-- Opening Marker --
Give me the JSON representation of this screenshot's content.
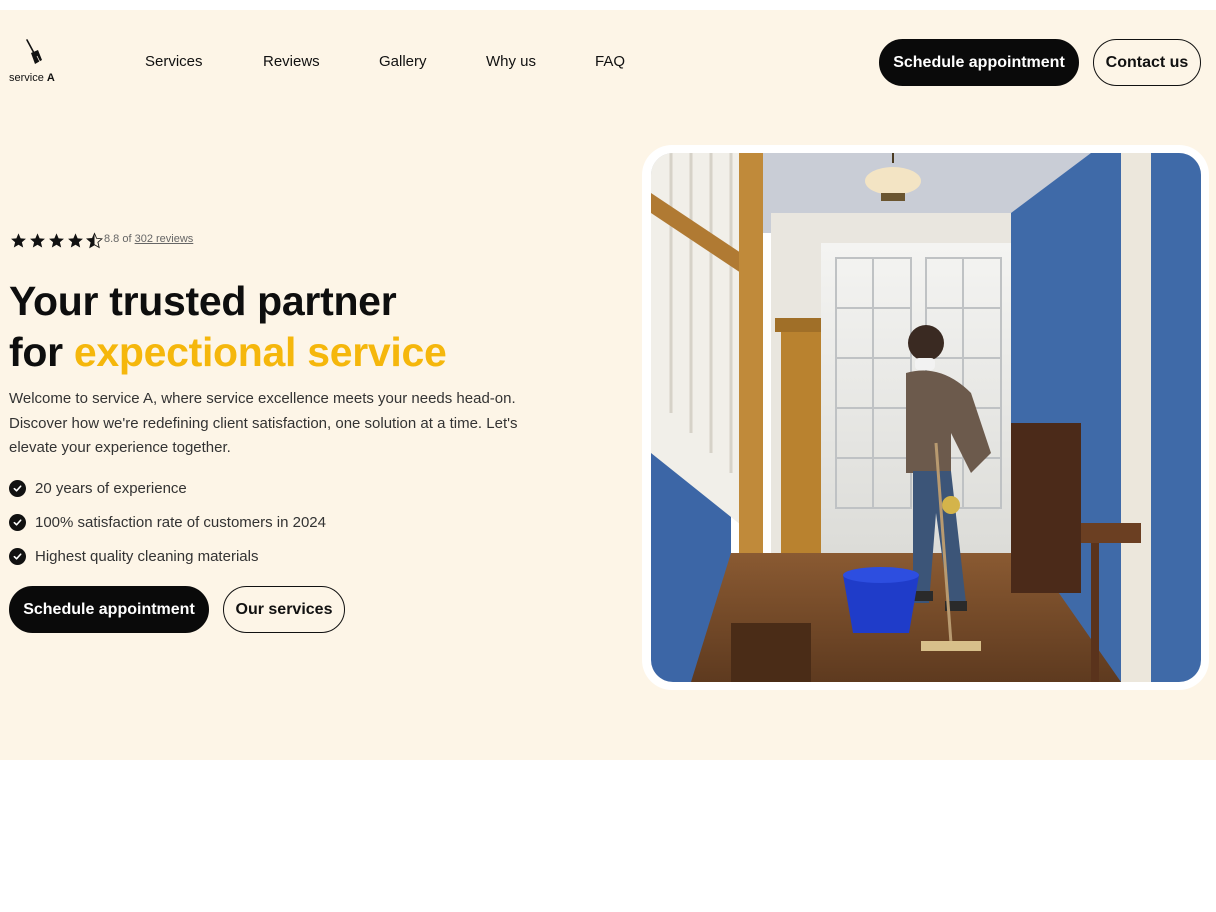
{
  "brand": {
    "logo_text": "service",
    "logo_letter": "A"
  },
  "nav": {
    "items": [
      {
        "label": "Services"
      },
      {
        "label": "Reviews"
      },
      {
        "label": "Gallery"
      },
      {
        "label": "Why us"
      },
      {
        "label": "FAQ"
      }
    ]
  },
  "header_actions": {
    "schedule_label": "Schedule appointment",
    "contact_label": "Contact us"
  },
  "rating": {
    "score_text": "8.8 of",
    "reviews_link": "302 reviews",
    "stars": 4.5
  },
  "hero": {
    "title_line1": "Your trusted partner",
    "title_prefix": "for",
    "title_accent": "expectional service",
    "intro": "Welcome to service A, where service excellence meets your needs head-on. Discover how we're redefining client satisfaction, one solution at a time. Let's elevate your experience together.",
    "features": [
      "20 years of experience",
      "100% satisfaction rate of customers in 2024",
      "Highest quality cleaning materials"
    ],
    "primary_cta": "Schedule appointment",
    "secondary_cta": "Our services"
  },
  "colors": {
    "accent": "#f5b70c",
    "hero_bg": "#fdf5e7",
    "dark": "#0a0a0a"
  },
  "icons": [
    "broom-icon",
    "star-icon",
    "half-star-icon",
    "check-circle-icon"
  ]
}
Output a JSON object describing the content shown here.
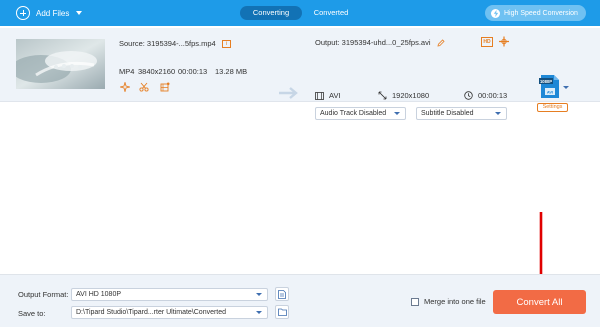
{
  "topbar": {
    "add_files_label": "Add Files",
    "tabs": [
      {
        "label": "Converting",
        "active": true
      },
      {
        "label": "Converted",
        "active": false
      }
    ],
    "high_speed_label": "High Speed Conversion"
  },
  "file": {
    "source_label": "Source: 3195394-...5fps.mp4",
    "format": "MP4",
    "resolution": "3840x2160",
    "duration": "00:00:13",
    "size": "13.28 MB",
    "output_label": "Output: 3195394-uhd...0_25fps.avi",
    "output_format": "AVI",
    "output_resolution": "1920x1080",
    "output_duration": "00:00:13",
    "audio_track": "Audio Track Disabled",
    "subtitle": "Subtitle Disabled",
    "settings_label": "Settings",
    "hd_badge": "HD"
  },
  "bottom": {
    "output_format_label": "Output Format:",
    "output_format_value": "AVI HD 1080P",
    "save_to_label": "Save to:",
    "save_to_value": "D:\\Tipard Studio\\Tipard...rter Ultimate\\Converted",
    "merge_label": "Merge into one file",
    "merge_checked": false,
    "convert_all_label": "Convert All"
  },
  "colors": {
    "topbar": "#1e9be8",
    "accent_orange": "#e67e22",
    "convert_button": "#f26b45",
    "row_background": "#eef3f9",
    "annotation_arrow": "#e00000"
  }
}
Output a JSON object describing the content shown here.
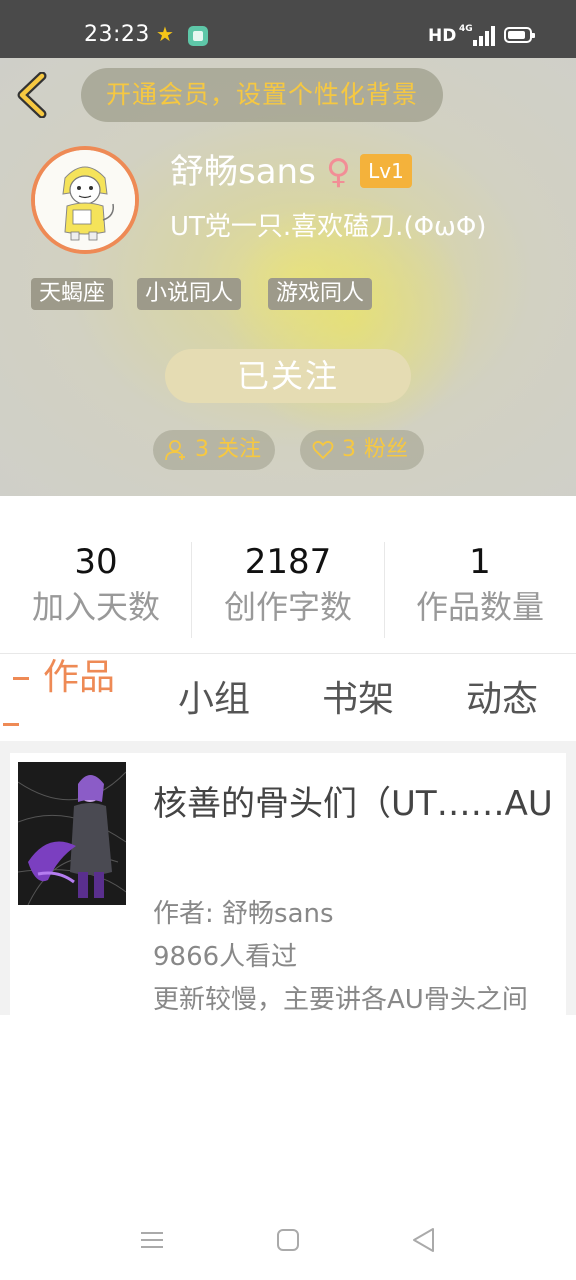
{
  "status_bar": {
    "time": "23:23",
    "network": "HD",
    "signal_label": "4G",
    "icons": [
      "star-icon",
      "app-icon",
      "signal-icon",
      "battery-icon"
    ]
  },
  "header": {
    "vip_banner": "开通会员，设置个性化背景",
    "username": "舒畅sans",
    "gender_symbol": "♀",
    "level": "Lv1",
    "bio": "UT党一只.喜欢磕刀.(ΦωΦ)",
    "tags": [
      "天蝎座",
      "小说同人",
      "游戏同人"
    ],
    "follow_button": "已关注",
    "following": {
      "count": "3",
      "label": "关注"
    },
    "fans": {
      "count": "3",
      "label": "粉丝"
    }
  },
  "stats": [
    {
      "value": "30",
      "label": "加入天数"
    },
    {
      "value": "2187",
      "label": "创作字数"
    },
    {
      "value": "1",
      "label": "作品数量"
    }
  ],
  "tabs": [
    {
      "label": "作品",
      "active": true
    },
    {
      "label": "小组",
      "active": false
    },
    {
      "label": "书架",
      "active": false
    },
    {
      "label": "动态",
      "active": false
    }
  ],
  "works": [
    {
      "title": "核善的骨头们（UT……AU",
      "author": "作者: 舒畅sans",
      "views": "9866人看过",
      "summary": "更新较慢，主要讲各AU骨头之间"
    }
  ],
  "colors": {
    "accent": "#ee8a55",
    "gold": "#f6c841",
    "level_badge": "#f4b23b",
    "gender": "#f28e96"
  }
}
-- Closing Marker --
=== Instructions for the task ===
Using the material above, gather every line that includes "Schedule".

=== Task result ===
    "schedule_label": "Schedule appointment",
    "primary_cta": "Schedule appointment",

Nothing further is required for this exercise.